# Entries from a dataset of interfaces
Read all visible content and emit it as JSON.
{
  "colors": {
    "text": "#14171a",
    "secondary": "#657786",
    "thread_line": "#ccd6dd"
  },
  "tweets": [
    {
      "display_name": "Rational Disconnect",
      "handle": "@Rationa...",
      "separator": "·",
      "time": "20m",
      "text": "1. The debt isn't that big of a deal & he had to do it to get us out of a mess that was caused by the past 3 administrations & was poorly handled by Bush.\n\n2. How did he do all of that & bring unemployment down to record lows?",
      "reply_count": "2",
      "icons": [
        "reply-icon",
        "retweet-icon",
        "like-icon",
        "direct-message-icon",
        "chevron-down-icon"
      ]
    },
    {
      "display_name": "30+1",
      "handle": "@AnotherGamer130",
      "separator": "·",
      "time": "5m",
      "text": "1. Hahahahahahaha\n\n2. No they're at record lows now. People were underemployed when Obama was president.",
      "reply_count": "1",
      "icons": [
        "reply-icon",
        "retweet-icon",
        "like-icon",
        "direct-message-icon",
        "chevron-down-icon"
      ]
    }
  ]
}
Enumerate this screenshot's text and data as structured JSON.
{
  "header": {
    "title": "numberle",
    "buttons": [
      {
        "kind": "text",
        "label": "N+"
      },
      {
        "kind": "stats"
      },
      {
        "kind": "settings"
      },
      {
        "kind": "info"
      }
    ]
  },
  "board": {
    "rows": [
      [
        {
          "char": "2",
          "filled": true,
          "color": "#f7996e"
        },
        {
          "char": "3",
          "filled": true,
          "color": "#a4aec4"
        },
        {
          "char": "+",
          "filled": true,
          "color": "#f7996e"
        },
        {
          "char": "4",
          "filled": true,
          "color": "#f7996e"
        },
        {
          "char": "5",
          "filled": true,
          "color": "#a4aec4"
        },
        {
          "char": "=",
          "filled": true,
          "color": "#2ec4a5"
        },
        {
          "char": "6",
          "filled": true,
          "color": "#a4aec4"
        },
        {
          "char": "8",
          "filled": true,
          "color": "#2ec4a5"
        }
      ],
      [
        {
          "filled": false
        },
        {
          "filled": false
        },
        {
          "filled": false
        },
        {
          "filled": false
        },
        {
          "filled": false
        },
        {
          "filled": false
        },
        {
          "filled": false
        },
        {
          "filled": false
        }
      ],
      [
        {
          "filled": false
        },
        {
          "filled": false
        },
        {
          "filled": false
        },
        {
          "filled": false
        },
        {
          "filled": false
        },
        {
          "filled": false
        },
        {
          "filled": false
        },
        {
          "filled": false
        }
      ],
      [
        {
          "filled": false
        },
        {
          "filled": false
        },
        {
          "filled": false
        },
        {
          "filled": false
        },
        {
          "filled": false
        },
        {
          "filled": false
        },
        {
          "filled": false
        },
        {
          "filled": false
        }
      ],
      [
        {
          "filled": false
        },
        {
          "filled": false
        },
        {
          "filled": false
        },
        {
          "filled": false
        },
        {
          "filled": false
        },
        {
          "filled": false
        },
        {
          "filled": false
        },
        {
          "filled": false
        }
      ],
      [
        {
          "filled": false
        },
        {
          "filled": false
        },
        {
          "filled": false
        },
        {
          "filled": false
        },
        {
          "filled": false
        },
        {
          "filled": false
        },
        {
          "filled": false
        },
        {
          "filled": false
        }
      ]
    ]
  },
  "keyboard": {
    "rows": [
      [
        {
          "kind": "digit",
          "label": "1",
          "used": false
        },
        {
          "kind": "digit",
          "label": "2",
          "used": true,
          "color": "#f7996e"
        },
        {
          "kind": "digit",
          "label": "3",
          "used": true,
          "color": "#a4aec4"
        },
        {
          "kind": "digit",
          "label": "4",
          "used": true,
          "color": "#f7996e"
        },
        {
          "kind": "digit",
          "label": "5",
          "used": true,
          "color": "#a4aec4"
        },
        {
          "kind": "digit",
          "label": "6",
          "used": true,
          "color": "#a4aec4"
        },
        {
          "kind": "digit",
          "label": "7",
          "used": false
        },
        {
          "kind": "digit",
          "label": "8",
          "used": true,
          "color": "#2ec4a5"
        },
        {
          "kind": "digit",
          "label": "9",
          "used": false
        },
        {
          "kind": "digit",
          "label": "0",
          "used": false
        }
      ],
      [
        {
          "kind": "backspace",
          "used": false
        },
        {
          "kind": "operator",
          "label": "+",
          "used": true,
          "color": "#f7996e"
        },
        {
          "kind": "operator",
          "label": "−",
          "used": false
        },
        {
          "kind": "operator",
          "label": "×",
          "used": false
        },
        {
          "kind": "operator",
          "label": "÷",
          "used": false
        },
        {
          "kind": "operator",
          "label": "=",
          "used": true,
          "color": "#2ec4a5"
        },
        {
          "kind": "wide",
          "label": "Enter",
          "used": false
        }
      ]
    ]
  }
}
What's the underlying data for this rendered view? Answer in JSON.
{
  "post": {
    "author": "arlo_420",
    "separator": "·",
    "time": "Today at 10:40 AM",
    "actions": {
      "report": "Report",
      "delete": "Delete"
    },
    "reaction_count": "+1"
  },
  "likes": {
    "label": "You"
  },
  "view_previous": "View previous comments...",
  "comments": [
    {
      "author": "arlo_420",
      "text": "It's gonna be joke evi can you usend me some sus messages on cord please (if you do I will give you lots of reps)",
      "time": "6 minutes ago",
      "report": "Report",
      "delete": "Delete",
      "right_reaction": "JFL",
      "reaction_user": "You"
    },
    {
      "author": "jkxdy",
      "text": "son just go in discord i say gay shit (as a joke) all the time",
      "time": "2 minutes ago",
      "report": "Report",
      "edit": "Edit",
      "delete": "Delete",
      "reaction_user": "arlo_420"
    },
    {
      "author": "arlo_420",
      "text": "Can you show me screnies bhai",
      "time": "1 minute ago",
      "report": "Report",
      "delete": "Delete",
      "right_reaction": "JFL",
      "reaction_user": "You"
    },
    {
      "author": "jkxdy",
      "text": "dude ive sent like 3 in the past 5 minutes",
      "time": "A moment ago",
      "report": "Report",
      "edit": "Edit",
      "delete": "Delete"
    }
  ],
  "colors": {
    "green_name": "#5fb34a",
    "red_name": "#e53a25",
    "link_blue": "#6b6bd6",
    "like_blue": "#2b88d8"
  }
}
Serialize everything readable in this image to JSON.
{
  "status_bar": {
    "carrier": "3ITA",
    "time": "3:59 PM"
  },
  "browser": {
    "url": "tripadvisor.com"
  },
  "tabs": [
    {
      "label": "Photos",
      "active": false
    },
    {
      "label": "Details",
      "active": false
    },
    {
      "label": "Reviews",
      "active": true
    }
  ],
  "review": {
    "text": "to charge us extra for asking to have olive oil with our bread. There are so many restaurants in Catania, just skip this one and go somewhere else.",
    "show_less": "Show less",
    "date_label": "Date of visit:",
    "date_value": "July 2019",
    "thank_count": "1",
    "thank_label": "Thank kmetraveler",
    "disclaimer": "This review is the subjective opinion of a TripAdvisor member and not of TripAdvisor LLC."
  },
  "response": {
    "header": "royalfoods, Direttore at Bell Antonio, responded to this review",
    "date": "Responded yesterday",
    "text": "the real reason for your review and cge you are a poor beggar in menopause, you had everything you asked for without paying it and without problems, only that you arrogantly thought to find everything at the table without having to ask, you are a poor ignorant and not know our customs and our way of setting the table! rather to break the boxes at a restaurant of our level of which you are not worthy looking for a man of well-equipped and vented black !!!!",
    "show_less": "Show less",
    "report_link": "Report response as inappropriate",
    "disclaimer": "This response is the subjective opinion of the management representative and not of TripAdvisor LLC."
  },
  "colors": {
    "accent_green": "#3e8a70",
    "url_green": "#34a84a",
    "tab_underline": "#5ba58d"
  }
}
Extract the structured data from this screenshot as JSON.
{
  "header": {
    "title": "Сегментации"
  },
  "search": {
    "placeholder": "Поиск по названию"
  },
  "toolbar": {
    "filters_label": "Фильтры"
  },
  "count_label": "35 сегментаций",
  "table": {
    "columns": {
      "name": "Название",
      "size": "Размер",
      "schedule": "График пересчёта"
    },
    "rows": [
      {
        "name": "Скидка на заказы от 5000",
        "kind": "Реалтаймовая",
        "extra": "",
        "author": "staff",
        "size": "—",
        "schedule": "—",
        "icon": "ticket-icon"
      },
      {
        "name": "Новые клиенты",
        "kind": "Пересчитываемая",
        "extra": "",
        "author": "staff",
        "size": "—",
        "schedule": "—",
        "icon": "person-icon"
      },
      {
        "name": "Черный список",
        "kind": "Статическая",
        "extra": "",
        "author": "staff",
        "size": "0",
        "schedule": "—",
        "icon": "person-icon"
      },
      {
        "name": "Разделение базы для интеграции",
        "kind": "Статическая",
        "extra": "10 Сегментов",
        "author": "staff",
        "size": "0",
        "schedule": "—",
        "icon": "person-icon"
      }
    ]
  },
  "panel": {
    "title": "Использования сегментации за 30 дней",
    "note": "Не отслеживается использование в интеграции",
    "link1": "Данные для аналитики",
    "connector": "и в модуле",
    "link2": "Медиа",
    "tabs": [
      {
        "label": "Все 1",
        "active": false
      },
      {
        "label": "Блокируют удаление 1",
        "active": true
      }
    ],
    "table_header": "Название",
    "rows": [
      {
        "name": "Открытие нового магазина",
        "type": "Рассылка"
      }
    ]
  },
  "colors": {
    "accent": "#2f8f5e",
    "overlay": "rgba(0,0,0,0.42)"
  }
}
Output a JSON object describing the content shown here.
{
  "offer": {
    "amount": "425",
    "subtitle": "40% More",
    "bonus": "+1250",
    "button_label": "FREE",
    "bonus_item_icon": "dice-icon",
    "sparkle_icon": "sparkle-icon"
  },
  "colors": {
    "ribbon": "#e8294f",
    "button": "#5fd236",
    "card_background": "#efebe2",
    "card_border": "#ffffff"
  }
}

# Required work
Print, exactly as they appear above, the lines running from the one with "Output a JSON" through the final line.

# Finished task
Output a JSON object describing the content shown here.
{
  "offer": {
    "amount": "425",
    "subtitle": "40% More",
    "bonus": "+1250",
    "button_label": "FREE",
    "bonus_item_icon": "dice-icon",
    "sparkle_icon": "sparkle-icon"
  },
  "colors": {
    "ribbon": "#e8294f",
    "button": "#5fd236",
    "card_background": "#efebe2",
    "card_border": "#ffffff"
  }
}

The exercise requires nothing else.